Days and nights ran together as I became one with my truck, camper and Mother Nature while chasing the lights in the Brooks Range of northern Alaska. It was late March and the northland was slowly being liberated from the dark, icy grip of old man winter.
On the day before heading homeward I drove beyond the range and onto the North Slope. From this vantage point I could see forever and at 9 o'clock sharp green auroral bands began their dance. I retreated back into what I coined the cusp - where the Brooks Range meets the Slope - and from here I witnessed the apex of a three-week aurora hunt.

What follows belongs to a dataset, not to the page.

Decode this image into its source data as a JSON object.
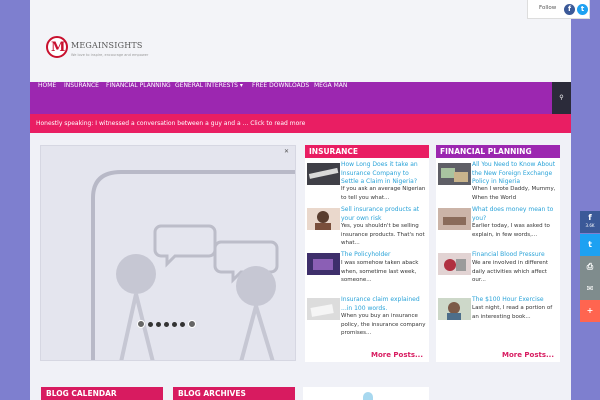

I saw it developing four hundred miles away on the far northern horizon: the solar wind composing a melody of light as it interacted with gases in our ionosphere. A bright score of illumination began growing, loops uncoiling as bars of light yawned skyward, the tempo gaining momentum. The moonlit mountains and midnight blue sky provided the perfect backdrop. Multiple bands of brilliant teal and pink auroras dazzled my senses as they blazed up and over my head in the shape of a tuning fork, and hit their "Crescendo" note.
It was music to my eyes.